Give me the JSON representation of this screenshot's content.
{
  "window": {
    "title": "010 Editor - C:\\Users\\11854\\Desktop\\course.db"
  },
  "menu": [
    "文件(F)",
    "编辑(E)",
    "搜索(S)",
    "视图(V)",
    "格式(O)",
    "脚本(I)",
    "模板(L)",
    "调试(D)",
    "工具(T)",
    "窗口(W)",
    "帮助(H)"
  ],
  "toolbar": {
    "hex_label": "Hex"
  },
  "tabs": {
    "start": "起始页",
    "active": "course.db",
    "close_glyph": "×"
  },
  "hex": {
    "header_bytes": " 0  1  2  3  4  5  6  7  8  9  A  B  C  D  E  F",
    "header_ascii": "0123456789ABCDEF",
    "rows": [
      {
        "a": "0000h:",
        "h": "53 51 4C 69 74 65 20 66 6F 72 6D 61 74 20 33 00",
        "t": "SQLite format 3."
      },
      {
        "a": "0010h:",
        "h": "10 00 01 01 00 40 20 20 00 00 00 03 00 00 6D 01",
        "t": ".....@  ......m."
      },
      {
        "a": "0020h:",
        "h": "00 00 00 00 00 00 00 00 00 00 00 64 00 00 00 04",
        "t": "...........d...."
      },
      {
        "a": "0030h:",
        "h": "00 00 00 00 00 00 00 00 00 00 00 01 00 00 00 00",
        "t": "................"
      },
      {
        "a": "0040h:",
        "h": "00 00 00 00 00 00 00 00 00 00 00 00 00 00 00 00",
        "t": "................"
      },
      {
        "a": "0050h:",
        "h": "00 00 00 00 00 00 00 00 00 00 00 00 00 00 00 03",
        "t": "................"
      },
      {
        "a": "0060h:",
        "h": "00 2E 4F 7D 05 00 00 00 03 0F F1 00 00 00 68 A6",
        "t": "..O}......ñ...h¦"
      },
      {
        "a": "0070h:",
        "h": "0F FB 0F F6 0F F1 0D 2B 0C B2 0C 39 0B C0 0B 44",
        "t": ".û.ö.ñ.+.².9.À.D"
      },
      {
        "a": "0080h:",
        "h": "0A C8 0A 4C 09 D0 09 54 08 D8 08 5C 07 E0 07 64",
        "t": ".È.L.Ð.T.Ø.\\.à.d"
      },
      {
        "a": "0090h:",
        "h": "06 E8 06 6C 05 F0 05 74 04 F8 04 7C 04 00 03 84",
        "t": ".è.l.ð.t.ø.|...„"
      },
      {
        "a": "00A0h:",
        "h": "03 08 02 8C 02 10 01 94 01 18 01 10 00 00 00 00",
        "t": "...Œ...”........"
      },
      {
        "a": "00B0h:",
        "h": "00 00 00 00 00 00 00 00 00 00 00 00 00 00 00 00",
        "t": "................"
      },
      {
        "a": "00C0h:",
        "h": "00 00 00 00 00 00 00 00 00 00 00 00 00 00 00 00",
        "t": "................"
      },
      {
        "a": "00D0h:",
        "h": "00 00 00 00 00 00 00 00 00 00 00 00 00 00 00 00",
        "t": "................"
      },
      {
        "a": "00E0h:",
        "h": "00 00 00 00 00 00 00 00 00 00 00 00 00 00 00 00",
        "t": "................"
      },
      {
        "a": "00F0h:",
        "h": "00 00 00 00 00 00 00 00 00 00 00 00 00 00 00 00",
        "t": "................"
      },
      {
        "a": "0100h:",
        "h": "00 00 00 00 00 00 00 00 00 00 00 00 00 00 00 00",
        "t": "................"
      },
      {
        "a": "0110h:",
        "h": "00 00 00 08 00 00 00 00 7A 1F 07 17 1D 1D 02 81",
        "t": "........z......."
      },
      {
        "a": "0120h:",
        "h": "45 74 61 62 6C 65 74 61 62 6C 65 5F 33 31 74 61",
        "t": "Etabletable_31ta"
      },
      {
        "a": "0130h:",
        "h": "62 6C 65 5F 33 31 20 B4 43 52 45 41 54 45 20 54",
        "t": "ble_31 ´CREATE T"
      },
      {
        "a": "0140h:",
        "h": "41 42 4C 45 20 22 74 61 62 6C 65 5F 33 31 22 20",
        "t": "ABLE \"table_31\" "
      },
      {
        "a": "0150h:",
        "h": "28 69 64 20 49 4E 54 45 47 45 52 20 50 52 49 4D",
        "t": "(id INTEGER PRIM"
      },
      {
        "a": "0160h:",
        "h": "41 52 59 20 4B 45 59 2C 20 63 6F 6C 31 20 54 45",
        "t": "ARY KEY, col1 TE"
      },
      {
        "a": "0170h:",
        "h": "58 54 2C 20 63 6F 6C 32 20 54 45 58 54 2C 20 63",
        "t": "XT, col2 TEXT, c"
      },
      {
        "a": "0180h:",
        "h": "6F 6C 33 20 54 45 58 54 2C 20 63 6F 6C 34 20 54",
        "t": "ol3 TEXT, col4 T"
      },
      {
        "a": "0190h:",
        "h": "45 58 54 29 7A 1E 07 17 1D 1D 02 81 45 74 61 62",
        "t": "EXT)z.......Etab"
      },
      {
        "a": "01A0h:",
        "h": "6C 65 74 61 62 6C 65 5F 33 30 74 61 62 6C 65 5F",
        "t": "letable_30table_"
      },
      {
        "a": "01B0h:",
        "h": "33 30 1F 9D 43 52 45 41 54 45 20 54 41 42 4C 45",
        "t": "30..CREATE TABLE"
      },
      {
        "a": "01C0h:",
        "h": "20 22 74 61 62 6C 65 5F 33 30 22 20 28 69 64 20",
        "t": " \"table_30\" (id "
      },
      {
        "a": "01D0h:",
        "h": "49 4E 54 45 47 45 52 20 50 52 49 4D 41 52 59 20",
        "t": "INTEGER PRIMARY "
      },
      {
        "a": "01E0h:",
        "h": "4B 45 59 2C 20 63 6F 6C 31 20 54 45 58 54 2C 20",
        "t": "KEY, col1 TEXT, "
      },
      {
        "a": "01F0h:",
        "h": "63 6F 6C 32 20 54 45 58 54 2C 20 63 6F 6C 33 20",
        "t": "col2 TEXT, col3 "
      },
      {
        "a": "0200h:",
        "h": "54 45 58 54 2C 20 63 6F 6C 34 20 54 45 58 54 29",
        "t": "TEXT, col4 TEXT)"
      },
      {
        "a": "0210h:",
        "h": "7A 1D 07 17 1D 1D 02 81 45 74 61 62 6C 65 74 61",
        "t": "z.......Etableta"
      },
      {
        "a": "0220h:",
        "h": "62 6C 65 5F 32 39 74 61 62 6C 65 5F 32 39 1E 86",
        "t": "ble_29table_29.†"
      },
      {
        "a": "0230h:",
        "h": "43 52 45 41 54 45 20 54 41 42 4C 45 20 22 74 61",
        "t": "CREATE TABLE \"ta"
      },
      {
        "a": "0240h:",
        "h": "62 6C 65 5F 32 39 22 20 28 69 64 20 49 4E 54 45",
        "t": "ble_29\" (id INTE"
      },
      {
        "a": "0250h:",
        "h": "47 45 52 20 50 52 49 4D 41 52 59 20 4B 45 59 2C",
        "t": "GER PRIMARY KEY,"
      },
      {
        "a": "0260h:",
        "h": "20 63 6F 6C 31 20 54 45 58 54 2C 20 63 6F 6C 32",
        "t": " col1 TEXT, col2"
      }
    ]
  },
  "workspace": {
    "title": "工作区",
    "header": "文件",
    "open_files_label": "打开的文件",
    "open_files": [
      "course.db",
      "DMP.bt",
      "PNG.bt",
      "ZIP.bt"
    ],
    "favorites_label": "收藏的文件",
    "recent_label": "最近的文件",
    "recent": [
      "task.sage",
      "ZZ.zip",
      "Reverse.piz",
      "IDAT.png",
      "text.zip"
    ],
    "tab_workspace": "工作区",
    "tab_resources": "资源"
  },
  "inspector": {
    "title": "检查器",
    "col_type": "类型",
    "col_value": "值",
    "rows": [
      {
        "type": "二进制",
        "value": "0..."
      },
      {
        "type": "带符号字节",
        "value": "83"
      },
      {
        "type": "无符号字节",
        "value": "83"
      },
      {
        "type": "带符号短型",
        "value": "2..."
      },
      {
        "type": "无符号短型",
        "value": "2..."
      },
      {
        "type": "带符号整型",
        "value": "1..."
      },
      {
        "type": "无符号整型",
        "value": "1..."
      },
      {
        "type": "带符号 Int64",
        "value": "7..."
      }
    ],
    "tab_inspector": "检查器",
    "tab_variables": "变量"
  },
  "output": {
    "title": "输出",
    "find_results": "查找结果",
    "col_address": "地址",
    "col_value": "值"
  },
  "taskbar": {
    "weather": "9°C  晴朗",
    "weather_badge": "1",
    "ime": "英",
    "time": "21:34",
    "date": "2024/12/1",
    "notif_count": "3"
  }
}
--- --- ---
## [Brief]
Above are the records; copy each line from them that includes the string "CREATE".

## [Completed task]
        "t": "ble_31 ´CREATE T"
        "t": "30..CREATE TABLE"
        "t": "CREATE TABLE \"ta"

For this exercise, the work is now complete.